Data records for software interfaces:
━━━━
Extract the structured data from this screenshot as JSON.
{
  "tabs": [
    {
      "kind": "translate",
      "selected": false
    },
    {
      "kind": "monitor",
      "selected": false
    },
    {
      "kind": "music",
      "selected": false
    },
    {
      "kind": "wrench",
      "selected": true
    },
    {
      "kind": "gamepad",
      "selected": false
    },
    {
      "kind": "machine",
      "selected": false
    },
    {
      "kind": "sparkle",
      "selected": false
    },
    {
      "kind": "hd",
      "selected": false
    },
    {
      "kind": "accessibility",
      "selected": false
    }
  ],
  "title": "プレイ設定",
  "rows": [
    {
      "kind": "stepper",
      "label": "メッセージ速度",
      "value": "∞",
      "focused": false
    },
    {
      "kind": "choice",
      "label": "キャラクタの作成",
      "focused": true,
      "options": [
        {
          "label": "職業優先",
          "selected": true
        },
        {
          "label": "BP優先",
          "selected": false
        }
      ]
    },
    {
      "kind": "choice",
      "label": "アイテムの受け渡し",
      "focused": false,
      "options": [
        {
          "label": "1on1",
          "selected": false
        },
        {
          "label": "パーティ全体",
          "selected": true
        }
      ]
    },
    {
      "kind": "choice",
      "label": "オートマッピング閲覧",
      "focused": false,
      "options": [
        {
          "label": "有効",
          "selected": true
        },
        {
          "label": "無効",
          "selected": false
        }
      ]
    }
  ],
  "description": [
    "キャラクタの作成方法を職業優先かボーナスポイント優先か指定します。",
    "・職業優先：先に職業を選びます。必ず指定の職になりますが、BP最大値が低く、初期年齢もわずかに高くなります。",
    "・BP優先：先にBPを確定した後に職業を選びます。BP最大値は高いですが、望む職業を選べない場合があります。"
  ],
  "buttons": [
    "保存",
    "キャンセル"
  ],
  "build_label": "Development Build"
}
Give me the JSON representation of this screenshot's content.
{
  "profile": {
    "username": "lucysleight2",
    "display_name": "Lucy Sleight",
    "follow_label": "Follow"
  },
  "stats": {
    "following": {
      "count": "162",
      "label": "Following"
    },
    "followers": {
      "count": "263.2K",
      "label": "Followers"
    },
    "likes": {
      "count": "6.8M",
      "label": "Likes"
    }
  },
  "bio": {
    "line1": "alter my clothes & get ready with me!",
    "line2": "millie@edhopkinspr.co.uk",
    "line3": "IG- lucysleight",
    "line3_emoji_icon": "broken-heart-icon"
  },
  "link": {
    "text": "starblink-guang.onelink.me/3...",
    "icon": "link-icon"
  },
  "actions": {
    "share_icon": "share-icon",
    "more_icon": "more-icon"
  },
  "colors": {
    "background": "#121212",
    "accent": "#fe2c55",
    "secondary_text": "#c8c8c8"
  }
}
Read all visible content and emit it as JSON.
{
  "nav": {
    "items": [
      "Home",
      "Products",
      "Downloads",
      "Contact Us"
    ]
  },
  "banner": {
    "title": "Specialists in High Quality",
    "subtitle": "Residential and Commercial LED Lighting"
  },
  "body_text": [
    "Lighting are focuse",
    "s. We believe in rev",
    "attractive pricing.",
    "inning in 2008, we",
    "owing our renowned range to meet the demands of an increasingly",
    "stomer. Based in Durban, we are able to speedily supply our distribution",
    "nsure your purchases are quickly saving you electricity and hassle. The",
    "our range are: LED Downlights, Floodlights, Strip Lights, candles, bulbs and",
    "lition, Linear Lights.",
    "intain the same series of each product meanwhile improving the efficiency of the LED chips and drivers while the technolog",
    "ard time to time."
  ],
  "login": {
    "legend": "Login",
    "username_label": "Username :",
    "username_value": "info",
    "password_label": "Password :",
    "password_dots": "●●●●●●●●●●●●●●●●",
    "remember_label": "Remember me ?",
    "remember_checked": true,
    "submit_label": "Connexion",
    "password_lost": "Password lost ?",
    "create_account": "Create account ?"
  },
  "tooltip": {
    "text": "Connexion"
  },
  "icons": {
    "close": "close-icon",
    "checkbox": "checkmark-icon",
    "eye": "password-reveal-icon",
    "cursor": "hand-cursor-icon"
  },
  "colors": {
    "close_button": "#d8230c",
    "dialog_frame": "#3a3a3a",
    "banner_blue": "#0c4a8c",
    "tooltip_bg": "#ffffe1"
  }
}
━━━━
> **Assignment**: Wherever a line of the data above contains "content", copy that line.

> **Answer area**:
Give me the JSON representation of this screenshot's content.
Read all visible content and emit it as JSON.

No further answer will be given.